2. What is the purpose of the turntable platter?
The turntable platter provides a stable surface for the vinyl record to sit on and rotates at a constant speed to ensure accurate playback.

3. How does the tonearm work?
The tonearm holds the stylus or needle and is responsible for guiding it along the grooves of the record. It also contains a counterweight and anti-skate mechanism to ensure proper tracking and prevent damage to the record.

4. What is the role of the cartridge in a turntable?
The cartridge contains the stylus or needle and converts the mechanical vibrations from the record into an electrical signal that can be amplified and played through speakers.

5. How does a belt drive turntable differ from a direct drive turntable?
A belt drive turntable uses a belt to connect the motor to the turntable platter, which reduces motor noise and vibration. A direct drive turntable has the motor directly connected to the platter, which provides more torque and faster start-up times.

Conclusion

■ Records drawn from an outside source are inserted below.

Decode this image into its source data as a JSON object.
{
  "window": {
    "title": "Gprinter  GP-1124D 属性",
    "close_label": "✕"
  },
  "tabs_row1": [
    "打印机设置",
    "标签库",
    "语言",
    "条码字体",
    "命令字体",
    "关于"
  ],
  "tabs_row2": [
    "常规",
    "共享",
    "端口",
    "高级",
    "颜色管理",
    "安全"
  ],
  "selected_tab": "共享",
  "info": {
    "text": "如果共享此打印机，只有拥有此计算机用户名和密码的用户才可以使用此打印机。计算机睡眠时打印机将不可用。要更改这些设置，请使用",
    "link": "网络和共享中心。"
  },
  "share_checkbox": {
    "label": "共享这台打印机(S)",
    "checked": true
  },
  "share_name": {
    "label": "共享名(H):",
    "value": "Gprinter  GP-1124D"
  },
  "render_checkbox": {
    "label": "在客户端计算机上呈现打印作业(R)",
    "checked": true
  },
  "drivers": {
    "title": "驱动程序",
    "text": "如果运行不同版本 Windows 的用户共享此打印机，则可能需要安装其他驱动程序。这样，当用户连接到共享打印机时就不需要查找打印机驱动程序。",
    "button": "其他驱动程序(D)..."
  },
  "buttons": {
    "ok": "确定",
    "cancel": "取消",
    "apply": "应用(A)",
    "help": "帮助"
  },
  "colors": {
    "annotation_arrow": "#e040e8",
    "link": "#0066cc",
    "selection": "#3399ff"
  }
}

A record player turntable works by rotating the vinyl record at a constant speed while a stylus or needle reads the grooves on the record and converts the vibrations into an electrical signal that is amplified and played through speakers. The turntable is powered by a motor and the speed is controlled by a belt or direct drive system. The tonearm holds the stylus and is responsible for tracking the grooves on the record. Overall, a record player turntable is a mechanical and electrical device that relies on precise engineering to produce high-quality sound from vinyl records.